**Task**
Among the lines below, which ones contain the word "this"? Copy every such line.

**Data for review**
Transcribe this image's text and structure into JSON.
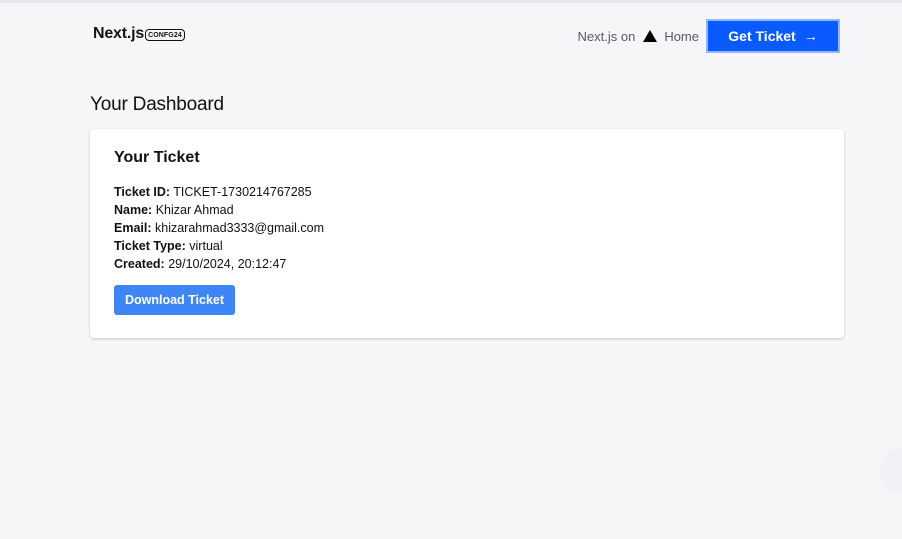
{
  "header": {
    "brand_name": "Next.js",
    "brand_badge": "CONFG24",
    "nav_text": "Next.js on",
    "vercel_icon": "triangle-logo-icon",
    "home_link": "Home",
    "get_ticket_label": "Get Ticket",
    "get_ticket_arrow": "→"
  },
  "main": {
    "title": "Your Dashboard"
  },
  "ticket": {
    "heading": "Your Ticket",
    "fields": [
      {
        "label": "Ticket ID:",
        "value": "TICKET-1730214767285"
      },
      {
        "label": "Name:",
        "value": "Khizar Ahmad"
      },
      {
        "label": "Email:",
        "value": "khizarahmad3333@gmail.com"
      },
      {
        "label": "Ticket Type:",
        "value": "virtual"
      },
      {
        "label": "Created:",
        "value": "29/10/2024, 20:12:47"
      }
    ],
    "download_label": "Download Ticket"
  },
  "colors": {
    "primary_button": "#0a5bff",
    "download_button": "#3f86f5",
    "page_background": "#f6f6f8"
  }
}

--

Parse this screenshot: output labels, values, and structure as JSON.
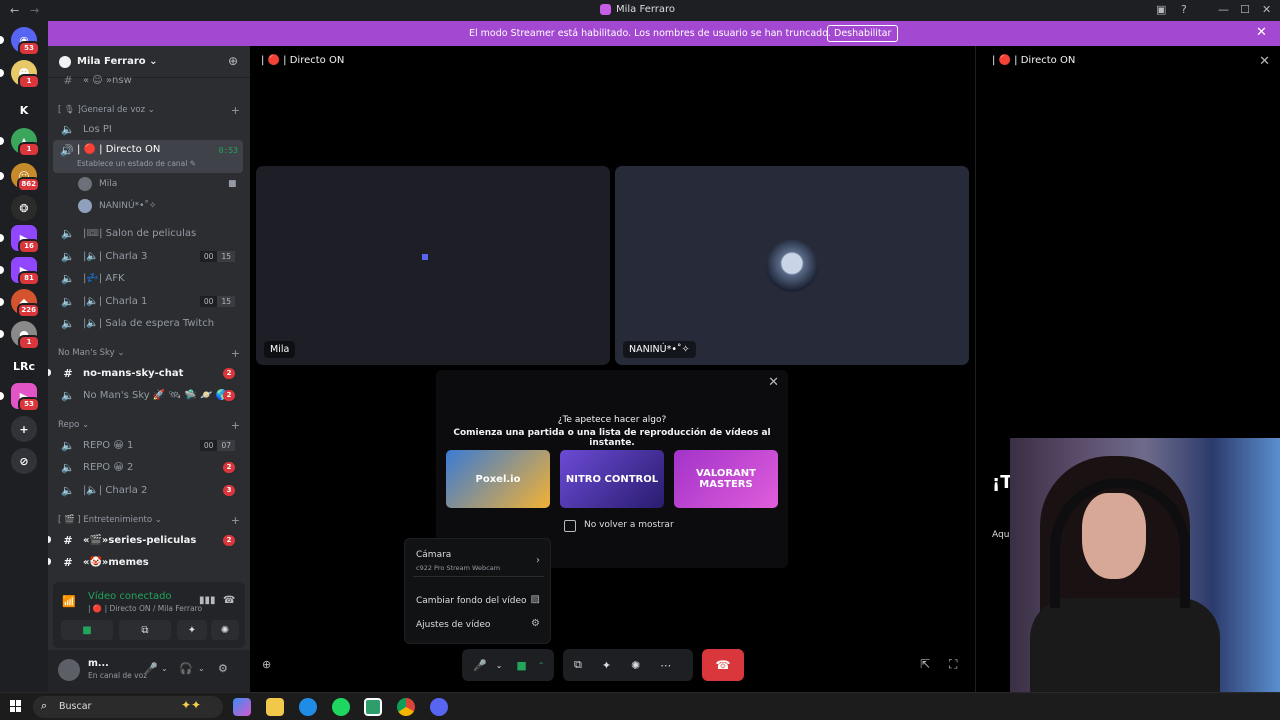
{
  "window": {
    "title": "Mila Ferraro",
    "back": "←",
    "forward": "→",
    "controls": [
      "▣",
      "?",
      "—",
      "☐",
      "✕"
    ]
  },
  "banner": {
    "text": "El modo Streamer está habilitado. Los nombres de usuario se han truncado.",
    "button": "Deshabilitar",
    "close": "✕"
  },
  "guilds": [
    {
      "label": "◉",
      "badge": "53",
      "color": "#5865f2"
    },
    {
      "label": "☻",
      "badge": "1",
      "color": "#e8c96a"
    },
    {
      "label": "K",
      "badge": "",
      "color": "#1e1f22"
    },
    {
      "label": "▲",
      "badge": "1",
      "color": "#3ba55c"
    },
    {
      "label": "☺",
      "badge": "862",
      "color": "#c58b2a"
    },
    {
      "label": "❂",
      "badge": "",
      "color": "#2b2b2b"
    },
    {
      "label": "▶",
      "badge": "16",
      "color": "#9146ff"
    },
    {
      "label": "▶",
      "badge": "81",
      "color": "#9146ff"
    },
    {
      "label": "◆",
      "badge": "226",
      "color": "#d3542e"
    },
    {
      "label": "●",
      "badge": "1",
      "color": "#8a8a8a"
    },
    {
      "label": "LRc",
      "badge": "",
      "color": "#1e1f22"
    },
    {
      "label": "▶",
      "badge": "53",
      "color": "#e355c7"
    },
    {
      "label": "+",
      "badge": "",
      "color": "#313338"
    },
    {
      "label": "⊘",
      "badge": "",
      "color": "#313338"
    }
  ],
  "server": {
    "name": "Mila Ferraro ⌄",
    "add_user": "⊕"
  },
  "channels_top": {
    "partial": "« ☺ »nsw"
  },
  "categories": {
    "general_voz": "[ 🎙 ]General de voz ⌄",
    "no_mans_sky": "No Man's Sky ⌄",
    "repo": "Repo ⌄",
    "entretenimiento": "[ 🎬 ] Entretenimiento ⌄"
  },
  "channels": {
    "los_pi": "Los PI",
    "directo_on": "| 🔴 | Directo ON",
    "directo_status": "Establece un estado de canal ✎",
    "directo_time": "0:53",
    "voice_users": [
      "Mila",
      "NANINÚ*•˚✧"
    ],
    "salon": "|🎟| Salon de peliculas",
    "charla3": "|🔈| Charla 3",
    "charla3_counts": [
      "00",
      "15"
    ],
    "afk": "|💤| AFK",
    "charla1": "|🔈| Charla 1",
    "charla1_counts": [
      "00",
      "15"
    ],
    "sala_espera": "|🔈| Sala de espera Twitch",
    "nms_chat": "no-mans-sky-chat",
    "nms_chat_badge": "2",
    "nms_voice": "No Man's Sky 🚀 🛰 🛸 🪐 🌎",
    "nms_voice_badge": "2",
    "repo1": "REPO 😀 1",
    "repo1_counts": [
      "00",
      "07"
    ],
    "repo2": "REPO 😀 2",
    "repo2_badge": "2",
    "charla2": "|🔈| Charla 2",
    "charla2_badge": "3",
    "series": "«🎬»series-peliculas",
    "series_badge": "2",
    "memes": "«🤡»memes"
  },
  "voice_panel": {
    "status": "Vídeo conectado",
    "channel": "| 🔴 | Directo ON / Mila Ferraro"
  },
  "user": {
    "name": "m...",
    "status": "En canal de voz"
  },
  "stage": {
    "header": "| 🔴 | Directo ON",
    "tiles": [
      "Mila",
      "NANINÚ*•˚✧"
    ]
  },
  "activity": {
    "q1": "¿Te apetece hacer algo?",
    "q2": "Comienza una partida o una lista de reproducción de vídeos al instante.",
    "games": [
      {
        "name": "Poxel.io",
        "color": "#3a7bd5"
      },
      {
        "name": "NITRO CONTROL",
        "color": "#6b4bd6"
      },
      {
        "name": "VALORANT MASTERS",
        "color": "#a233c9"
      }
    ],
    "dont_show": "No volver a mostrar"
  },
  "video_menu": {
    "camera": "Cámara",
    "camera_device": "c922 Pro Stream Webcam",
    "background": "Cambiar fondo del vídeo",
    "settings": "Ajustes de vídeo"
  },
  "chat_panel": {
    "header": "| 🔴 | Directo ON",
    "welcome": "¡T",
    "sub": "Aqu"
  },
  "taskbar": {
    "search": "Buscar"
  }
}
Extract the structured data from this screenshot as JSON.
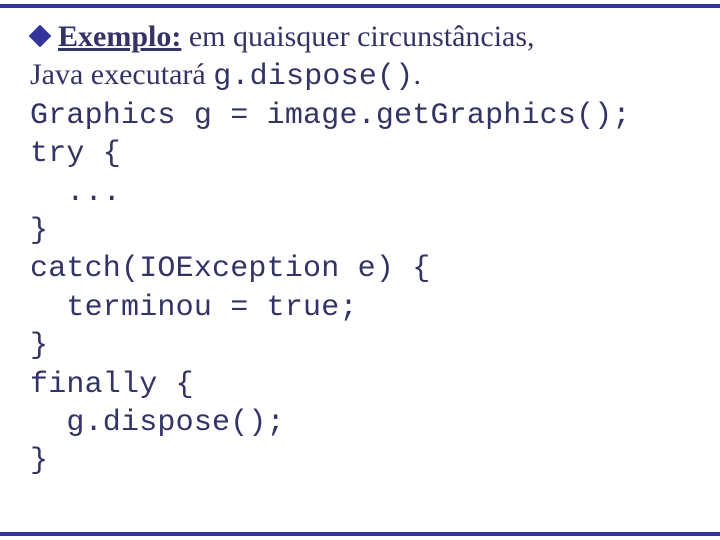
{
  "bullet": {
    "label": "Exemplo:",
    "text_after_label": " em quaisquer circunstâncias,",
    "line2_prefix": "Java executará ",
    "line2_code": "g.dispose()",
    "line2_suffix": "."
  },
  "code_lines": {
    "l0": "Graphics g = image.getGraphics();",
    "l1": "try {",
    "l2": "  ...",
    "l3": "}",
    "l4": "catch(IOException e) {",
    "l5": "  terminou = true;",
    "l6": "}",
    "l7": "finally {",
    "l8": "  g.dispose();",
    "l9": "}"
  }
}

**Written response**
Transcribe this image's text and structure into JSON.
Parse this screenshot: output labels, values, and structure as JSON.
Extract the structured data from this screenshot as JSON.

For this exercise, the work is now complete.